━━ Listed entries

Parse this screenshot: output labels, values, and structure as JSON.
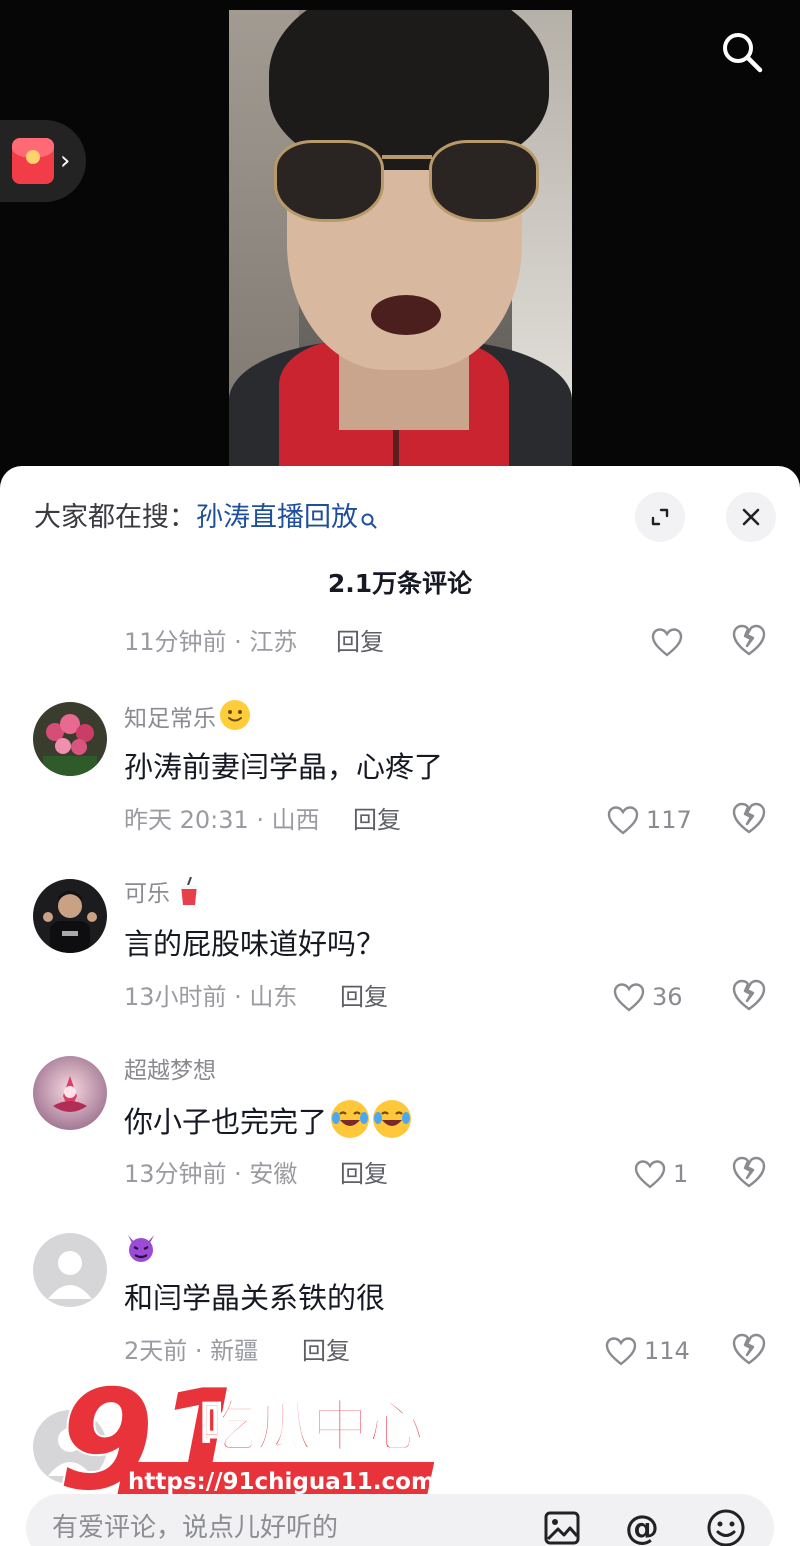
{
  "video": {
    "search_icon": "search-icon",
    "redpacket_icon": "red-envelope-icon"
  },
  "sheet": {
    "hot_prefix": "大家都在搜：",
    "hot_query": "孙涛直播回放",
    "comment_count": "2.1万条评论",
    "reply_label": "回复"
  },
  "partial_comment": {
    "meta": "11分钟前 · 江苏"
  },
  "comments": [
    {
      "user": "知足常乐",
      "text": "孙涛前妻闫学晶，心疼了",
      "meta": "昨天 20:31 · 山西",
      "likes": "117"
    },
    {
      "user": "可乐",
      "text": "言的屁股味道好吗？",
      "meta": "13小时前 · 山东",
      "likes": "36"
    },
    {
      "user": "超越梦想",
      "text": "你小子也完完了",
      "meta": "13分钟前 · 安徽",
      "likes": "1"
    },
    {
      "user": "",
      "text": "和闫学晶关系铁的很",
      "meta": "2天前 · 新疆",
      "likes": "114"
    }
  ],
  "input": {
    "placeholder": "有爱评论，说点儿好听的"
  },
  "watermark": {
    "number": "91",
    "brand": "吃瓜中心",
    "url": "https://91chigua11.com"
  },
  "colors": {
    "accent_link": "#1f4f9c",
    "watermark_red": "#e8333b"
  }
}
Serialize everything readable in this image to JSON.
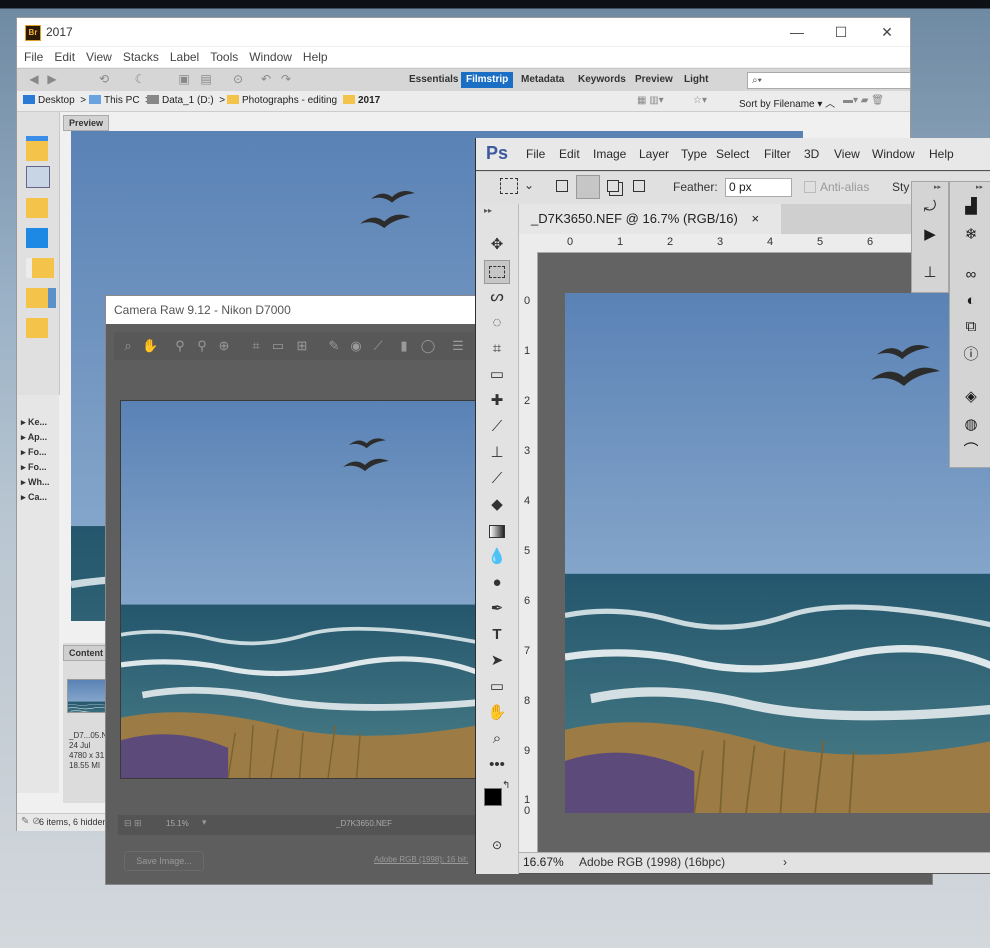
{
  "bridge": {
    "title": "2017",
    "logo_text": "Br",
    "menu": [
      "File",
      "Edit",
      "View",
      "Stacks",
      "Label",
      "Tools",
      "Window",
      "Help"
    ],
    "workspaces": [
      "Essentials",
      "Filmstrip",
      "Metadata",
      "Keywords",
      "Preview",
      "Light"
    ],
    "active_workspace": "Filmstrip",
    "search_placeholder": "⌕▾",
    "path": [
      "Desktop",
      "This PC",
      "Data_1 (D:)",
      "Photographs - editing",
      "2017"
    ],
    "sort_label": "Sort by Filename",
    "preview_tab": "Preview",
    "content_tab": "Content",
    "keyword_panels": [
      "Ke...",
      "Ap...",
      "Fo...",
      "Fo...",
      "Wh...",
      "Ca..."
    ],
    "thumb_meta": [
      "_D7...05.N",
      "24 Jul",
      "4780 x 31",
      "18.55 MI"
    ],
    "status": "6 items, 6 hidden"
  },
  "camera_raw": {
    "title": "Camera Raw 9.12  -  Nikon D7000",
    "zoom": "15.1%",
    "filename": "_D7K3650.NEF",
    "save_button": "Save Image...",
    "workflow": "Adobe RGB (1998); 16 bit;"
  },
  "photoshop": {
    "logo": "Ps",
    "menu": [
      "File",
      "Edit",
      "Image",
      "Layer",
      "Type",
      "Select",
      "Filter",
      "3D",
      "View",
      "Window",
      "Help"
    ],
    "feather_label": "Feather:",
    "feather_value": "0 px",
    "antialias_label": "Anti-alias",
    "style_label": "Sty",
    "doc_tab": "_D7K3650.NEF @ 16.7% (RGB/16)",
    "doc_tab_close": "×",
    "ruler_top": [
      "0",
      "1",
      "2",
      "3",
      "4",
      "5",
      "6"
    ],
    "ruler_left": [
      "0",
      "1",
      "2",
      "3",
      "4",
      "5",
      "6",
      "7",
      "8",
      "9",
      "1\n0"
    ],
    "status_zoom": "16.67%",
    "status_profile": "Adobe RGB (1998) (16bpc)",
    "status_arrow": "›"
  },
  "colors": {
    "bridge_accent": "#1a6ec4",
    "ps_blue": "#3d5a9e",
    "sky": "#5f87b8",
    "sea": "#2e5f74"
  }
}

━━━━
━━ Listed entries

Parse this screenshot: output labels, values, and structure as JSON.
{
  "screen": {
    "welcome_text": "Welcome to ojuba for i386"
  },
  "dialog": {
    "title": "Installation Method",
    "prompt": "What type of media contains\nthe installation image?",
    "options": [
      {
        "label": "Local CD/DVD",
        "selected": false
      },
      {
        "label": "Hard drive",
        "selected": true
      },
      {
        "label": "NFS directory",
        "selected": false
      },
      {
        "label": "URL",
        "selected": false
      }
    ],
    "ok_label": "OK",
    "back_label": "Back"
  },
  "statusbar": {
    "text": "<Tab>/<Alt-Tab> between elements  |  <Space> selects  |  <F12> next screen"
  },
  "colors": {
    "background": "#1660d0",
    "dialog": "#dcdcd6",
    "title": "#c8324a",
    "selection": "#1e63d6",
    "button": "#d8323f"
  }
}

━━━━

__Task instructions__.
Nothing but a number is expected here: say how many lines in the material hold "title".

__Output of the task__.
4